Kaiser Family Foundation has released an important package of resources that shines a spotlight on health disparities between white women and women of color in all 50 states and Washington, D.C.,
The report, “Putting Women’s Health Care Disparities On The Map: Examining Racial and Ethnic Disparities at the State Level,” takes into account 25 indicators, including rates of diseases such as diabetes, heart disease, AIDS and cancer, and access to health insurance and health screenings.
The states with the largest rate of disparities were Arkansas, Indiana, Louisiana, Mississippi, Montana and South Dakota. States such as Virginia, Maryland, Georgia and Hawaii showed relatively smaller disparities between women of color and white women on health outcomes and health care access.
The reports also notes that white women and minority women were doing similarly well in Maine — and similarly poorly in Kentucky and West Virginia.
This introductory page includes links to the full report and numerous documents that look closely at health status, access to health care, social determinants and workforce statistics.
Among the key findings:
Disparities existed in every state on most measures. Women of color fared worse than White women across a broad range of measures in almost every state, and in some states these disparities were quite stark. Some of the largest disparities were in the rates of new AIDS cases, late or no prenatal care, no insurance coverage, and lack of a high school diploma.
In states where disparities appeared to be smaller, this difference was often due to the fact that both White women and women of color were doing poorly. It is important to also recognize that in many states (e.g. West Virginia and Kentucky) all women, including White women, faced significant challenges and may need assistance.
Few states had consistently high or low disparities across all three dimensions. Virginia, Maryland, Georgia, and Hawaii all scored better than average on all three dimensions. At the other end of the spectrum, Montana, South Dakota, Indiana, and several states in the South Central region of the country (Arkansas, Louisiana, and Mississippi) were far below average on all dimensions.

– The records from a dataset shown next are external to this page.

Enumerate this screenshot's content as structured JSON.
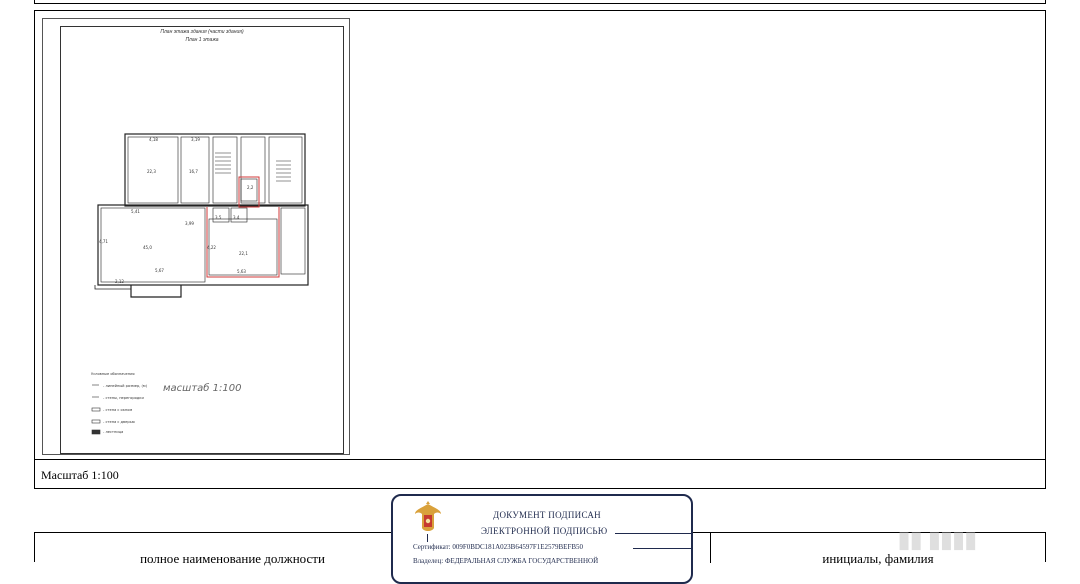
{
  "scale_caption": "Масштаб 1:100",
  "plan": {
    "title_line1": "План этажа здания (части здания)",
    "title_line2": "План 1 этажа",
    "scale_text": "масштаб 1:100",
    "legend_title": "Условные обозначения",
    "legend_items": [
      "- линейный размер, (м)",
      "- стены, перегородки",
      "- стена с окном",
      "- стена с дверью",
      "- лестница"
    ],
    "room_areas": [
      "22,3",
      "16,7",
      "45,0",
      "2,2",
      "22,1",
      "3,5",
      "3,4"
    ],
    "dimensions": [
      "4,18",
      "3,19",
      "5,41",
      "3,99",
      "4,71",
      "5,67",
      "2,12",
      "5,63",
      "4,22"
    ]
  },
  "signature": {
    "left_label": "полное наименование должности",
    "right_label": "инициалы, фамилия"
  },
  "stamp": {
    "line1": "ДОКУМЕНТ ПОДПИСАН",
    "line2": "ЭЛЕКТРОННОЙ ПОДПИСЬЮ",
    "cert": "Сертификат: 009F0BDC181A023B64597F1E2579BEFB50",
    "owner": "Владелец: ФЕДЕРАЛЬНАЯ СЛУЖБА ГОСУДАРСТВЕННОЙ"
  },
  "colors": {
    "stamp_border": "#1f2a4d",
    "plan_red": "#d23a3a"
  }
}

States with small disparities in access to care were not necessarily the same states with small disparities in health status or social determinants. While access to care and social factors are critical components of health status, our report indicates that they are not the only critical components. For example, in the District of Columbia disparities in access to care were better than average, but the District had the highest disparity scores for many indicators of health and social determinants.
Each racial and ethnic group faced its own particular set of health and health care challenges.
The enormous health and socioeconomic challenges that many American Indian and Alaska Native women faced was striking. American Indian and Alaska Native women had higher rates of health and access challenges than women in other racial and ethnic groups on several indicators, often twice as high as White women. Even on indicators that had relatively low levels of disparity for all groups, such as number of days that women reported their health was “not good,” the rate was markedly higher among American Indian and Alaska Native women.